Why is moral hazard so prevalent in the financial services industry?

Moral hazard tends to be prevalent in the financial services industry due to the nature of the industry, temptation and greed, and incentives for employees. Moral hazard is, essentially, irresponsible risk taking. An individual takes more risks, even knowing the potential consequences, because he knows that he will not be responsible for bearing those consequences. In terms of financial transactions, moral hazard occurs when one individual or party takes action that causes detriment to another individual or party in a financial transaction. The cause for moral hazard is asymmetric information, where one individual has more information than the other, information that puts the second person at a disadvantage in decision making. The party with more information has a tendency or incentive to act in an inappropriate fashion to obtain a financial reward.

The financial services industry's primary function is money management. Commercial banks form the foundation on which this industry stands. Such businesses issue credit cards, guard deposits and lend money. Ultimately, the banking industry is not inherently moral. The focus of the industry is making money, not doing the morally right thing. It is more likely for those in this industry to take actions that generate money without regard to moral considerations. For example, bank employees have an incentive to sign up as many individuals as possible for credit cards, as they receive a bonus for each credit card that is issued. The employee knows that the bank and the customer to whom the card is issued will suffer the consequences of any subsequent default on the credit card, rather than the employee.

Part of the problem is the severity of the level of temptation in a business that handles transactions involving large amounts of money. Even a very small amount of insider information can put someone working for an investment bank in a position to make a small fortune by taking advantage of that information. It is almost unreasonable to expect someone to not take advantage of such an opportunity to gain a financial windfall. Individuals are more likely to act without regard to morality when it is relatively unlikely that they will suffer any consequences for their actions.

Instituting employee compensation plans that are geared more toward encouraging morally proper behavior can provide one solution to the problem of moral hazard in the financial services industry. The structure of stockbrokers' compensation packages is typically such that they are inclined to encourage their clients to buy large amounts of stocks, regardless of the soundness of the investments. There is virtually no incentive for them to urge caution or careful analysis to their clients. This situation can easily be altered by changing compensation packages so that a broker receives greater reward based on his clients' financial success rather than the amount of transactions that he generates.

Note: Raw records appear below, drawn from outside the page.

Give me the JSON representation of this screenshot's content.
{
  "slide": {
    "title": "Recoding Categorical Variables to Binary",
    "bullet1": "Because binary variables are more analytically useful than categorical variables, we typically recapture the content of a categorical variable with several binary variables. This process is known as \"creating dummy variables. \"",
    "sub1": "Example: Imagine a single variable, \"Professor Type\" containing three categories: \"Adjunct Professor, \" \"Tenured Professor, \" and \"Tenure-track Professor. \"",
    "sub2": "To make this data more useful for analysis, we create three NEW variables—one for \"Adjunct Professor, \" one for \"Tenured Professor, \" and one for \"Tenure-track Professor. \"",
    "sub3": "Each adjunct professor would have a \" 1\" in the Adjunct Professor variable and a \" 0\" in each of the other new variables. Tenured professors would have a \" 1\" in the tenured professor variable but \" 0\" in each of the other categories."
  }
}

To reduce the risk level of moral hazard in the financial services industry, the key is to realize how inherent moral hazard is in the industry. Facing this basic fact will allow financial services companies to initiate policies to counteract the inherent moral hazard risk.